With the help of another Peter Bell goal, Freo surged ahead, gratifyingly, in the later stages of the quarter, allowing their supporters a healthy period of exuberance. For a moment my view of the screen was blocked by a man in a Freo jumper pretending to ride a horse past the West Coast fans while slapping himself on his arse. Yes, it was time to put down the glasses, or shut the gate, or whatever. Tony, standing beside me, said confidently, and correctly as it turned out, that Josh Carr was heading for a Ross Glendinning Medal. And this in spite of the fact that “they don’t give stats for niggles”.


Later we agreed that if Farmer was the flawed genius of the side, Bell was just the genius. Well… there was a bandwagon passing by. What was an expat Victorian gonna do?



Fremantle  5.3 9.4 13.7 19.10 (124)

West Coast  2.4 6.7 11.8 14.13 (97)

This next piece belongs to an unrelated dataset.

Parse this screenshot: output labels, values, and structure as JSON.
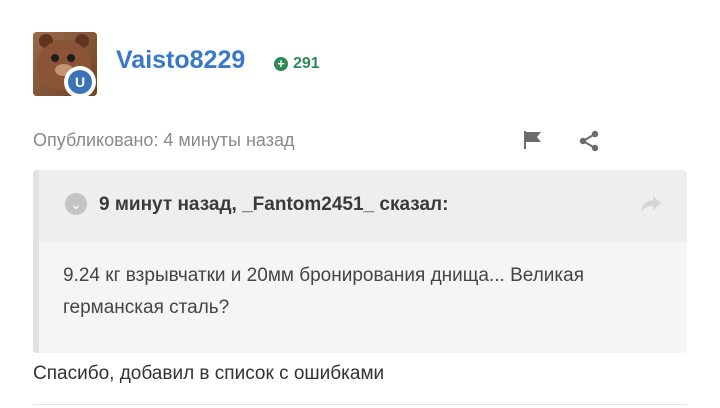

Fremantle: Farmer, J. Carr 3, Bell, Pavlich 2, Grover, M. Carr, Peake, Murphy, Tarrant, Crowley, Gilmore, Black, Hasleby.

West Coast: LeCras 4, Wirrpunda, Staker 2, Selwood, R. Jones, Seaby, Hunter, Lynch, Hansen.



Fremantle: J. Carr, Solomon, McPharlin, Farmer, Bell, Grover, Hasleby, Black, McManus.

West Coast: LeCras, Cox, Seaby, Hunter, Wirrpanda



Lynch (West Coast) 100 games, Hansen (West Coast) 50 games, Waters (West Coast) 50 games, Johnson (Fremantle) 50 games.



Margetts, Ryan, Jeffery.



Carr (F) 3, Solomon (F) 2, Hasleby (F) 1.



Carr *(F) 3, Solomon* (F) 2, Farmer (F) 1






For more Round by Round reports of the 2007 season click HERE


Printed copies of The Footy Almanac 2007 can be purchased here.


2007 Footy Almanac

Leave a Comment